His tenure at 185 pounds will most likely be remembered for the unfortunate freak show at UFC 112, which isn't at all fair. Maia was only in the Octagon because Vitor Belfort couldn't go as originally scheduled and, though it's true he was hopelessly outclassed that night in Abu Dhabi, it was against Anderson Silva.
Anderson. Freakin'. Silva.
If memory serves me, many a UFC warrior has looked foolish against the greatest champion the sport has ever seen. It didn't take bizarre extracurriculars from the Spider in the vast majority of cases.
Get beyond that ugliness, however, and you see that the Brazilian boasts a decent track record at middleweight. He submitted the great Chael Sonnen in less than three minutes, wobbled Mark Munoz before dropping a split decision and stood toe-to-toe with Chris Weidman for three rounds. Maia ultimately lost a unanimous decision to the media's latest "Anderson Better Watch Out for This Guy" guy.
So we're not talking about some daisy who's been forced down a division in a last-ditch effort to keep his job.
This is a man looking for UFC gold and he's got a good shot at 170 pounds.
Maia is supremely dangerous on the ground, possessing an array of BJJ talents that is the envy of the art's best practitioners. When a submission monster like Frank Mir, who doesn't lack for confidence, pays a compliment like that, it means something.
Finally, size is a huge ally for Demian.
At UFC 156, he bullied around Jon Fitch with ease. Given Fitch's rep for being the playground terror at 170 pounds in terms of strength and physicality, that's a large, flashing "uh oh" for the division.

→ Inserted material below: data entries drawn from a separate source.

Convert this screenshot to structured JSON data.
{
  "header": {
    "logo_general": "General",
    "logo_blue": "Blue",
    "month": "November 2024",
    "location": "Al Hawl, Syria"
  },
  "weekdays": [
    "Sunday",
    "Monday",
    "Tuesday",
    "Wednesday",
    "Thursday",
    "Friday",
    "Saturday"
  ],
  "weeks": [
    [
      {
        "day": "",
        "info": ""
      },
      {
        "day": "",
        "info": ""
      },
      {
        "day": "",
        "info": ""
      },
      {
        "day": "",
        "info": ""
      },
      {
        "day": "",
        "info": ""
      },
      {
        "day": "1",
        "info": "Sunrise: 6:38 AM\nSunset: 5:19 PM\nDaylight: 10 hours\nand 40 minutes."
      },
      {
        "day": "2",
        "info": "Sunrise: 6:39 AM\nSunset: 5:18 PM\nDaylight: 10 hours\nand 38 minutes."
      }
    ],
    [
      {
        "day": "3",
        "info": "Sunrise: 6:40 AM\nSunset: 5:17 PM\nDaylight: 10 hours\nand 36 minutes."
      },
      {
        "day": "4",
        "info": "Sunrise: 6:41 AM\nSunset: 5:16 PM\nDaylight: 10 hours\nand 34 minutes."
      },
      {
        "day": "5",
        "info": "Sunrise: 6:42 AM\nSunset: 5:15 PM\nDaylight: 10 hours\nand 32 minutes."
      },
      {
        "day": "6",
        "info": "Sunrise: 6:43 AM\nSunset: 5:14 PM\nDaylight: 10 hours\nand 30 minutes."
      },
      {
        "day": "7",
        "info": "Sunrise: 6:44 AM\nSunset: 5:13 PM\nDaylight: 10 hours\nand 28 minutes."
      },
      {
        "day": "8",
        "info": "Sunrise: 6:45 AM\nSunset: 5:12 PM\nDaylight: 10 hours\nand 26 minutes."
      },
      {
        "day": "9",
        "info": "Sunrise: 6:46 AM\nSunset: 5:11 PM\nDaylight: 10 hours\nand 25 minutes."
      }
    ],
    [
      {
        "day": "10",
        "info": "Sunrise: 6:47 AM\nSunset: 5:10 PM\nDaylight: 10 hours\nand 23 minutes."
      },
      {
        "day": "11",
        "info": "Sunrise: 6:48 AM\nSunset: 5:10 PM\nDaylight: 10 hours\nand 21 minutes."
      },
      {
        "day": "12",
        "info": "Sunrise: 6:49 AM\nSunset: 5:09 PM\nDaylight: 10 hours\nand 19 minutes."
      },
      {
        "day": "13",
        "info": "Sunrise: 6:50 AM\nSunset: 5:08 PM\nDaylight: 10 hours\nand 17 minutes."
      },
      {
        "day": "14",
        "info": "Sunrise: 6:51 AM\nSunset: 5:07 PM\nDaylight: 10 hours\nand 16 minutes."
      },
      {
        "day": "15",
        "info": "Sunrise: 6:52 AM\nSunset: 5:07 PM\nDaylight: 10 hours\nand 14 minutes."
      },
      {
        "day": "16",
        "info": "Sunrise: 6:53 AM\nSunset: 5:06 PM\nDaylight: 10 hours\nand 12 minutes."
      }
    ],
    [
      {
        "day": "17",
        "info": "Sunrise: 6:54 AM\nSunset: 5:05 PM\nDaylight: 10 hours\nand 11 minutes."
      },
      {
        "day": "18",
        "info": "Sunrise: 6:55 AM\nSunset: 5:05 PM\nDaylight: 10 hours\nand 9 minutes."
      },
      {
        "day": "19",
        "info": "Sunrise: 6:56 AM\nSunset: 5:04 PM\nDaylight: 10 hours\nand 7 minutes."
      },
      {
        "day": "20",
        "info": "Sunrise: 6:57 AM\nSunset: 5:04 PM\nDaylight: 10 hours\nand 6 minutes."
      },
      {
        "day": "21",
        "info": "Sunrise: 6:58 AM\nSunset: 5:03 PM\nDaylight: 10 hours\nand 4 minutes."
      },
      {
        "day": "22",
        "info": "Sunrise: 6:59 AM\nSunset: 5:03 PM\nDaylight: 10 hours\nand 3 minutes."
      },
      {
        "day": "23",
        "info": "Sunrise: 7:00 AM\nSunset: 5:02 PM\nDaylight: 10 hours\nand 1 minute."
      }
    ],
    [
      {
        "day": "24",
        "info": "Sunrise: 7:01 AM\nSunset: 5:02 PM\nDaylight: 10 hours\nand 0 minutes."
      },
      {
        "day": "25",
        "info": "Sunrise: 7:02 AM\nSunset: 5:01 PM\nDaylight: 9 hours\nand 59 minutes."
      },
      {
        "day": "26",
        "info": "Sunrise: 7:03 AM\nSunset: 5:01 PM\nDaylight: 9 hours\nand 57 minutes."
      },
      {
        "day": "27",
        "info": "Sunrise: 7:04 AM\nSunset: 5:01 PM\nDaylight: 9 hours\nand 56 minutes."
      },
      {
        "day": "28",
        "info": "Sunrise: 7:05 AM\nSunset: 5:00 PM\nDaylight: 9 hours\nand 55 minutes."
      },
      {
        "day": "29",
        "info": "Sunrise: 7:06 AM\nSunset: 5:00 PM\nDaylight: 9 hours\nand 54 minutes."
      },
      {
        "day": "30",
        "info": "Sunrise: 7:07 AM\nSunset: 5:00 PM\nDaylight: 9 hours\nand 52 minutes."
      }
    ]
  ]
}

The line ahead of him is long and distinguished so he'll have to wait his turn, but nobody should be surprised if 2014 finds Demian Maia squaring off with Georges St-Pierre (or a successor) for the UFC Welterweight title.
Just don't expect to be on the edge of your seat .